Output every line below exactly, please, omitting pictures.

§ Given records
********

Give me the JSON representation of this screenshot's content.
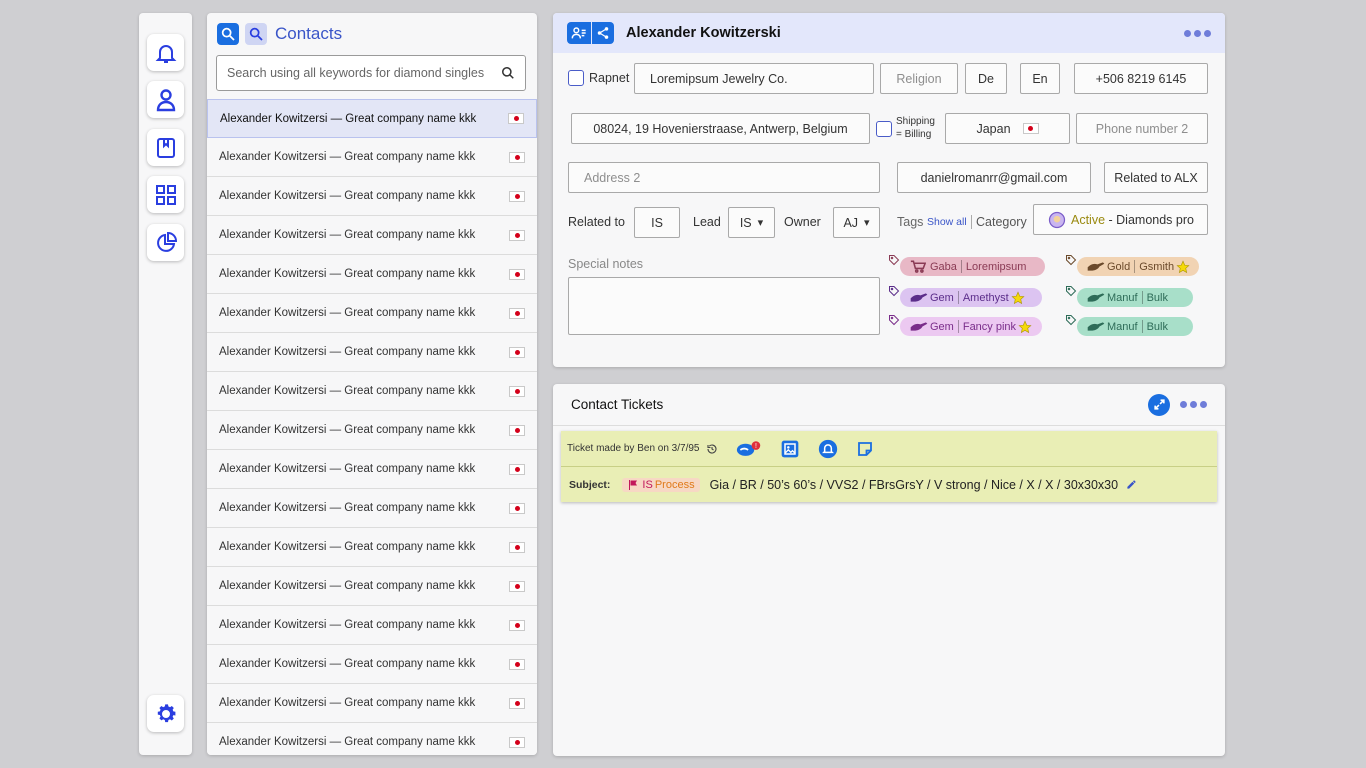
{
  "contacts": {
    "title": "Contacts",
    "search_placeholder": "Search using all keywords for diamond singles",
    "items": [
      {
        "label": "Alexander Kowitzersi — Great company name kkk"
      },
      {
        "label": "Alexander Kowitzersi — Great company name kkk"
      },
      {
        "label": "Alexander Kowitzersi — Great company name kkk"
      },
      {
        "label": "Alexander Kowitzersi — Great company name kkk"
      },
      {
        "label": "Alexander Kowitzersi — Great company name kkk"
      },
      {
        "label": "Alexander Kowitzersi — Great company name kkk"
      },
      {
        "label": "Alexander Kowitzersi — Great company name kkk"
      },
      {
        "label": "Alexander Kowitzersi — Great company name kkk"
      },
      {
        "label": "Alexander Kowitzersi — Great company name kkk"
      },
      {
        "label": "Alexander Kowitzersi — Great company name kkk"
      },
      {
        "label": "Alexander Kowitzersi — Great company name kkk"
      },
      {
        "label": "Alexander Kowitzersi — Great company name kkk"
      },
      {
        "label": "Alexander Kowitzersi — Great company name kkk"
      },
      {
        "label": "Alexander Kowitzersi — Great company name kkk"
      },
      {
        "label": "Alexander Kowitzersi — Great company name kkk"
      },
      {
        "label": "Alexander Kowitzersi — Great company name kkk"
      },
      {
        "label": "Alexander Kowitzersi — Great company name kkk"
      }
    ],
    "selected_index": 0
  },
  "contact": {
    "name": "Alexander Kowitzerski",
    "rapnet_label": "Rapnet",
    "company": "Loremipsum Jewelry Co.",
    "religion_placeholder": "Religion",
    "lang1": "De",
    "lang2": "En",
    "phone": "+506 8219 6145",
    "address": "08024, 19 Hovenierstraase, Antwerp, Belgium",
    "shipping_label_1": "Shipping",
    "shipping_label_2": "= Billing",
    "country": "Japan",
    "phone2_placeholder": "Phone number 2",
    "address2_placeholder": "Address 2",
    "email": "danielromanrr@gmail.com",
    "related_alx": "Related to ALX",
    "related_label": "Related to",
    "related_value": "IS",
    "lead_label": "Lead",
    "lead_value": "IS",
    "owner_label": "Owner",
    "owner_value": "AJ",
    "tags_label": "Tags",
    "show_all": "Show all",
    "category_label": "Category",
    "category_status": "Active",
    "category_dash": " - ",
    "category_value": "Diamonds pro",
    "notes_label": "Special notes",
    "tags": [
      {
        "a": "Gaba",
        "b": "Loremipsum",
        "bg": "#e8b8c6",
        "fg": "#8a3b55",
        "icon": "cart-icon",
        "star": false
      },
      {
        "a": "Gold",
        "b": "Gsmith",
        "bg": "#f1d3b3",
        "fg": "#6b4a2b",
        "icon": "hand-icon",
        "star": true
      },
      {
        "a": "Gem",
        "b": "Amethyst",
        "bg": "#dcc4f1",
        "fg": "#5b2d8a",
        "icon": "hand-icon",
        "star": true
      },
      {
        "a": "Manuf",
        "b": "Bulk",
        "bg": "#a8dfc9",
        "fg": "#2e6c58",
        "icon": "hand-icon",
        "star": false
      },
      {
        "a": "Gem",
        "b": "Fancy pink",
        "bg": "#ecc9f1",
        "fg": "#7a2d8a",
        "icon": "hand-icon",
        "star": true
      },
      {
        "a": "Manuf",
        "b": "Bulk",
        "bg": "#a8dfc9",
        "fg": "#2e6c58",
        "icon": "hand-icon",
        "star": false
      }
    ]
  },
  "tickets": {
    "title": "Contact Tickets",
    "ticket": {
      "made_by": "Ticket made by Ben on 3/7/95",
      "subject_label": "Subject:",
      "status_team": "IS",
      "status_stage": "Process",
      "subject": "Gia / BR / 50’s 60’s / VVS2 / FBrsGrsY / V strong / Nice / X / X / 30x30x30"
    }
  },
  "colors": {
    "accent": "#3a55c8",
    "icon_blue": "#1a6ee0",
    "header_bg": "#e3e7fb",
    "ticket_bg": "#e9eeb5",
    "flag_red": "#d4001a"
  }
}
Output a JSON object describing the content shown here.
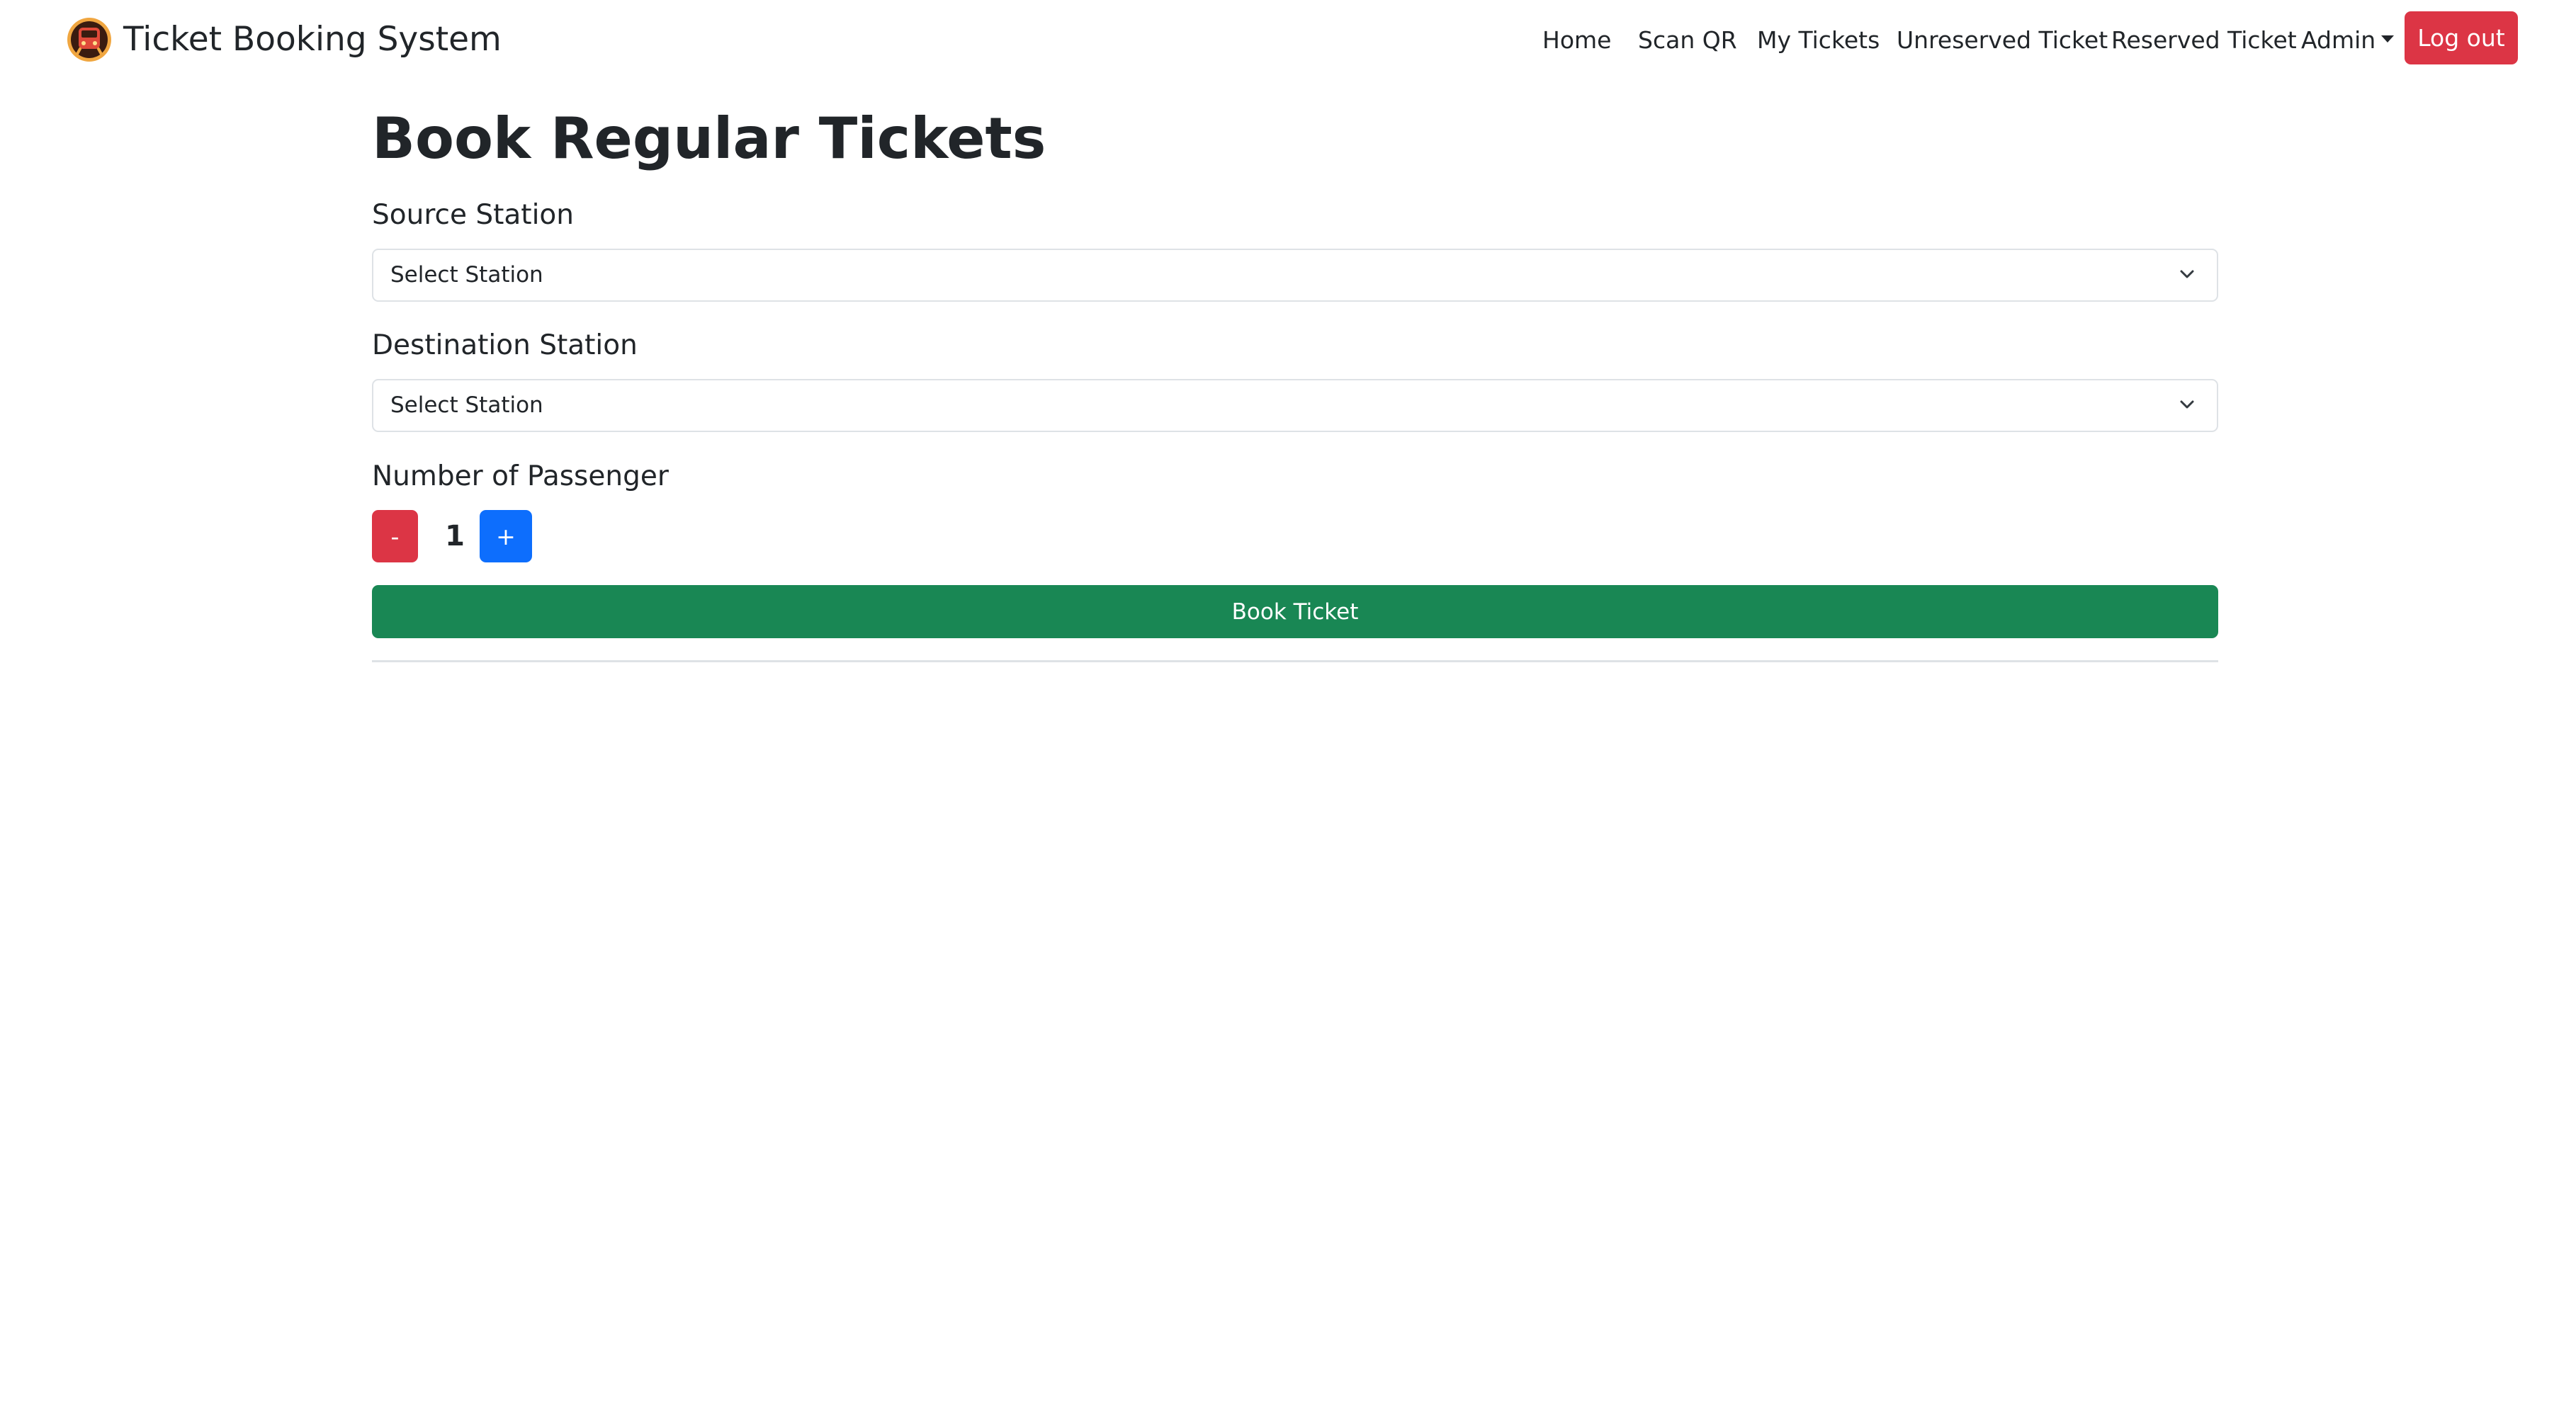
{
  "navbar": {
    "brand": "Ticket Booking System",
    "brand_icon": "train-icon",
    "links": {
      "home": "Home",
      "scan_qr": "Scan QR",
      "my_tickets": "My Tickets",
      "unreserved": "Unreserved Ticket",
      "reserved": "Reserved Ticket",
      "admin": "Admin"
    },
    "logout": "Log out"
  },
  "form": {
    "title": "Book Regular Tickets",
    "source_label": "Source Station",
    "source_value": "Select Station",
    "destination_label": "Destination Station",
    "destination_value": "Select Station",
    "passenger_label": "Number of Passenger",
    "minus": "-",
    "passenger_count": "1",
    "plus": "+",
    "submit": "Book Ticket"
  },
  "colors": {
    "danger": "#dc3545",
    "primary": "#0d6efd",
    "success": "#198754",
    "border": "#dee2e6",
    "logo_ring": "#f0a640",
    "logo_body": "#8b1a1a"
  }
}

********

§ Result below
Give me the JSON representation of this screenshot's content.
{
  "contacts": {
    "title": "Contacts",
    "search_placeholder": "Search using all keywords for diamond singles",
    "items": [
      {
        "label": "Alexander Kowitzersi — Great company name kkk"
      },
      {
        "label": "Alexander Kowitzersi — Great company name kkk"
      },
      {
        "label": "Alexander Kowitzersi — Great company name kkk"
      },
      {
        "label": "Alexander Kowitzersi — Great company name kkk"
      },
      {
        "label": "Alexander Kowitzersi — Great company name kkk"
      },
      {
        "label": "Alexander Kowitzersi — Great company name kkk"
      },
      {
        "label": "Alexander Kowitzersi — Great company name kkk"
      },
      {
        "label": "Alexander Kowitzersi — Great company name kkk"
      },
      {
        "label": "Alexander Kowitzersi — Great company name kkk"
      },
      {
        "label": "Alexander Kowitzersi — Great company name kkk"
      },
      {
        "label": "Alexander Kowitzersi — Great company name kkk"
      },
      {
        "label": "Alexander Kowitzersi — Great company name kkk"
      },
      {
        "label": "Alexander Kowitzersi — Great company name kkk"
      },
      {
        "label": "Alexander Kowitzersi — Great company name kkk"
      },
      {
        "label": "Alexander Kowitzersi — Great company name kkk"
      },
      {
        "label": "Alexander Kowitzersi — Great company name kkk"
      },
      {
        "label": "Alexander Kowitzersi — Great company name kkk"
      }
    ],
    "selected_index": 0
  },
  "contact": {
    "name": "Alexander Kowitzerski",
    "rapnet_label": "Rapnet",
    "company": "Loremipsum Jewelry Co.",
    "religion_placeholder": "Religion",
    "lang1": "De",
    "lang2": "En",
    "phone": "+506 8219 6145",
    "address": "08024, 19 Hovenierstraase, Antwerp, Belgium",
    "shipping_label_1": "Shipping",
    "shipping_label_2": "= Billing",
    "country": "Japan",
    "phone2_placeholder": "Phone number 2",
    "address2_placeholder": "Address 2",
    "email": "danielromanrr@gmail.com",
    "related_alx": "Related to ALX",
    "related_label": "Related to",
    "related_value": "IS",
    "lead_label": "Lead",
    "lead_value": "IS",
    "owner_label": "Owner",
    "owner_value": "AJ",
    "tags_label": "Tags",
    "show_all": "Show all",
    "category_label": "Category",
    "category_status": "Active",
    "category_dash": " - ",
    "category_value": "Diamonds pro",
    "notes_label": "Special notes",
    "tags": [
      {
        "a": "Gaba",
        "b": "Loremipsum",
        "bg": "#e8b8c6",
        "fg": "#8a3b55",
        "icon": "cart-icon",
        "star": false
      },
      {
        "a": "Gold",
        "b": "Gsmith",
        "bg": "#f1d3b3",
        "fg": "#6b4a2b",
        "icon": "hand-icon",
        "star": true
      },
      {
        "a": "Gem",
        "b": "Amethyst",
        "bg": "#dcc4f1",
        "fg": "#5b2d8a",
        "icon": "hand-icon",
        "star": true
      },
      {
        "a": "Manuf",
        "b": "Bulk",
        "bg": "#a8dfc9",
        "fg": "#2e6c58",
        "icon": "hand-icon",
        "star": false
      },
      {
        "a": "Gem",
        "b": "Fancy pink",
        "bg": "#ecc9f1",
        "fg": "#7a2d8a",
        "icon": "hand-icon",
        "star": true
      },
      {
        "a": "Manuf",
        "b": "Bulk",
        "bg": "#a8dfc9",
        "fg": "#2e6c58",
        "icon": "hand-icon",
        "star": false
      }
    ]
  },
  "tickets": {
    "title": "Contact Tickets",
    "ticket": {
      "made_by": "Ticket made by Ben on 3/7/95",
      "subject_label": "Subject:",
      "status_team": "IS",
      "status_stage": "Process",
      "subject": "Gia / BR / 50’s 60’s / VVS2 / FBrsGrsY / V strong / Nice / X / X / 30x30x30"
    }
  },
  "colors": {
    "accent": "#3a55c8",
    "icon_blue": "#1a6ee0",
    "header_bg": "#e3e7fb",
    "ticket_bg": "#e9eeb5",
    "flag_red": "#d4001a"
  }
}
Output a JSON object describing the content shown here.
{
  "navbar": {
    "brand": "Ticket Booking System",
    "brand_icon": "train-icon",
    "links": {
      "home": "Home",
      "scan_qr": "Scan QR",
      "my_tickets": "My Tickets",
      "unreserved": "Unreserved Ticket",
      "reserved": "Reserved Ticket",
      "admin": "Admin"
    },
    "logout": "Log out"
  },
  "form": {
    "title": "Book Regular Tickets",
    "source_label": "Source Station",
    "source_value": "Select Station",
    "destination_label": "Destination Station",
    "destination_value": "Select Station",
    "passenger_label": "Number of Passenger",
    "minus": "-",
    "passenger_count": "1",
    "plus": "+",
    "submit": "Book Ticket"
  },
  "colors": {
    "danger": "#dc3545",
    "primary": "#0d6efd",
    "success": "#198754",
    "border": "#dee2e6",
    "logo_ring": "#f0a640",
    "logo_body": "#8b1a1a"
  }
}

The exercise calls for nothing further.